Data records for software interfaces:
_ _ _ _

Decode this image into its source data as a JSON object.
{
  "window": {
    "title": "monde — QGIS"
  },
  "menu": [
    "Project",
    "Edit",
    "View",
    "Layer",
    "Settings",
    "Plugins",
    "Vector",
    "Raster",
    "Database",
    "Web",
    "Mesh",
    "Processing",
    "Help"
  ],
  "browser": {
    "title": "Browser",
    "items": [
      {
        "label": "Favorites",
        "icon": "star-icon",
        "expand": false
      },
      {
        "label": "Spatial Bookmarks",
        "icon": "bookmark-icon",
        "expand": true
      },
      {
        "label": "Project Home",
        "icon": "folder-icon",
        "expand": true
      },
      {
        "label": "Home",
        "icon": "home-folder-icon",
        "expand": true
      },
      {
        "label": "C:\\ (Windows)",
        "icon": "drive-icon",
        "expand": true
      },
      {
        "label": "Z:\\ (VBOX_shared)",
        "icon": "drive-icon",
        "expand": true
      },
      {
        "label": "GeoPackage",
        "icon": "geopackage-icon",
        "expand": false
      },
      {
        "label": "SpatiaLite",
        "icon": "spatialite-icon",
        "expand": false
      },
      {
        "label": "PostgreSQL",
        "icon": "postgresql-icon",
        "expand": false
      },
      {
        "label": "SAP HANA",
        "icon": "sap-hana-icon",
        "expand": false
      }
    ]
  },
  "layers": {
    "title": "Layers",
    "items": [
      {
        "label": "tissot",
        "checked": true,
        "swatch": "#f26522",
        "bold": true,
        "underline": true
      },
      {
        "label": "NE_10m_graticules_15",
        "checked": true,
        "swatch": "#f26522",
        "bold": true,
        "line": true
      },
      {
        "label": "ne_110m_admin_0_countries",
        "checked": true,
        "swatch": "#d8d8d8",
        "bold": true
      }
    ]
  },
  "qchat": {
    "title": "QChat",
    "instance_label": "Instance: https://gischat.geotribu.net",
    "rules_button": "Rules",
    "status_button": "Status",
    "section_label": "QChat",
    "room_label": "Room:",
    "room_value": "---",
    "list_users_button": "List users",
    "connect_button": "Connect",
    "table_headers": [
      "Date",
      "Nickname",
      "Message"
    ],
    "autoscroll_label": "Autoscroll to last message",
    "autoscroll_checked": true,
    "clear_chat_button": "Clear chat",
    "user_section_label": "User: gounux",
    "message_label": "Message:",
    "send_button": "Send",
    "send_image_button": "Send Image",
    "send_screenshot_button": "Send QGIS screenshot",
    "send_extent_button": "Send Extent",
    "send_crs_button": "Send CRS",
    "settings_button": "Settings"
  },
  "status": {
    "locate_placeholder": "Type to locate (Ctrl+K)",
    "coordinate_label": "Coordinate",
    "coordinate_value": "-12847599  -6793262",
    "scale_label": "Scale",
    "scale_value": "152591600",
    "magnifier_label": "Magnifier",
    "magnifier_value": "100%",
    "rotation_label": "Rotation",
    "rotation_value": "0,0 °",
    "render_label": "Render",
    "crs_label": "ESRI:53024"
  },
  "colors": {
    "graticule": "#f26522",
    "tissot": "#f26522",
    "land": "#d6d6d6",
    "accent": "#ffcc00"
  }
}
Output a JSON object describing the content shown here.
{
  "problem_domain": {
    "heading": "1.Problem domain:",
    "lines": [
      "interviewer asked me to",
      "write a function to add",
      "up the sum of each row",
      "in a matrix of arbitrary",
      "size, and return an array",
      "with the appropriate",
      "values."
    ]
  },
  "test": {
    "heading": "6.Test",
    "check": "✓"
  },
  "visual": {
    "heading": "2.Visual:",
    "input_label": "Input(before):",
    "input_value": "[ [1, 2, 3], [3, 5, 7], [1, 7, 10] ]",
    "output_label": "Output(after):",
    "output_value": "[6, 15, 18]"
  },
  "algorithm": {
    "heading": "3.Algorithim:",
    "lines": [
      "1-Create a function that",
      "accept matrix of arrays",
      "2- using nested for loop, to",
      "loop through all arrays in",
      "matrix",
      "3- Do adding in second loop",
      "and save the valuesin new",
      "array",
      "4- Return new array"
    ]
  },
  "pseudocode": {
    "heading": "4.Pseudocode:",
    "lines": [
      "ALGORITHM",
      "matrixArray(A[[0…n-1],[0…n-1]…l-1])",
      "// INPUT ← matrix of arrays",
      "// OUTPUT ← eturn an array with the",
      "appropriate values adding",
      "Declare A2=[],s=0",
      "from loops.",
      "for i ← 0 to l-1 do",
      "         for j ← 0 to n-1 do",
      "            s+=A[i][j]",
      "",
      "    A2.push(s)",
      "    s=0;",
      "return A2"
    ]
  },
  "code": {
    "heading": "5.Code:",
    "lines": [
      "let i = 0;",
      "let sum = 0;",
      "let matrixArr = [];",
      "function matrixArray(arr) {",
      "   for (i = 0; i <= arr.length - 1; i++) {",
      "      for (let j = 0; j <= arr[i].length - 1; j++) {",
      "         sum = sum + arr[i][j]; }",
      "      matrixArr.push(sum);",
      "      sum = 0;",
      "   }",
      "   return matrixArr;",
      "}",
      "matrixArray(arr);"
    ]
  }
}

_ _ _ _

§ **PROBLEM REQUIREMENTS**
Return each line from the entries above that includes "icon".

§ **SOLVED PROBLEM**
        "icon": "star-icon",
        "icon": "bookmark-icon",
        "icon": "folder-icon",
        "icon": "home-folder-icon",
        "icon": "drive-icon",
        "icon": "drive-icon",
        "icon": "geopackage-icon",
        "icon": "spatialite-icon",
        "icon": "postgresql-icon",
        "icon": "sap-hana-icon",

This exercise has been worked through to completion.